* ASSIGNMENT: Every line with the string "respuestas" must be copied from the entries below.
==*==
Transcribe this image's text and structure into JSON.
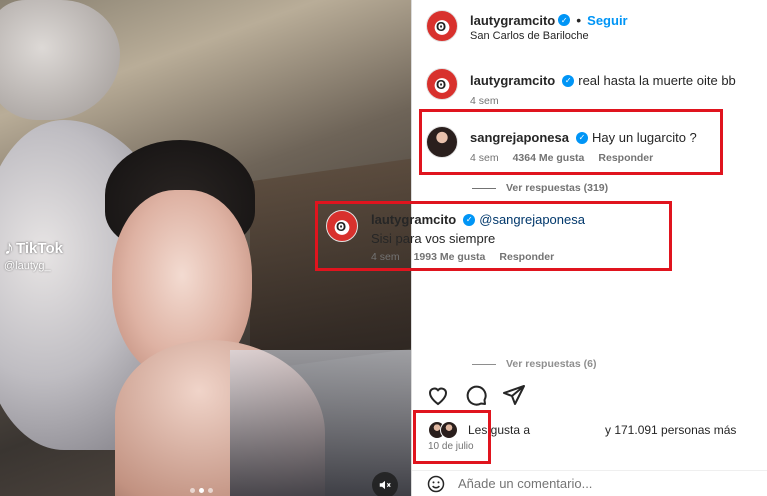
{
  "video": {
    "watermark_brand": "TikTok",
    "watermark_user": "@lautyg_",
    "mute_icon": "speaker-muted-icon"
  },
  "post": {
    "author": "lautygramcito",
    "separator": "•",
    "follow_label": "Seguir",
    "location": "San Carlos de Bariloche"
  },
  "comments": [
    {
      "user": "lautygramcito",
      "text": "real hasta la muerte oite bb",
      "age": "4 sem"
    },
    {
      "user": "sangrejaponesa",
      "text": "Hay un lugarcito ?",
      "age": "4 sem",
      "likes": "4364 Me gusta",
      "reply_label": "Responder",
      "view_replies": "Ver respuestas (319)"
    },
    {
      "user": "lautygramcito",
      "mention": "@sangrejaponesa",
      "text": "Sisi para vos siempre",
      "age": "4 sem",
      "likes": "1993 Me gusta",
      "reply_label": "Responder"
    }
  ],
  "hidden_replies": "Ver respuestas (6)",
  "likes_summary": {
    "prefix": "Les gusta a",
    "suffix": "y 171.091 personas más"
  },
  "post_date": "10 de julio",
  "comment_box": {
    "placeholder": "Añade un comentario..."
  },
  "colors": {
    "accent": "#0095f6",
    "highlight": "#e0141e"
  }
}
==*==
* COMPLETED EXERCISE:
      "view_replies": "Ver respuestas (319)"
  "hidden_replies": "Ver respuestas (6)",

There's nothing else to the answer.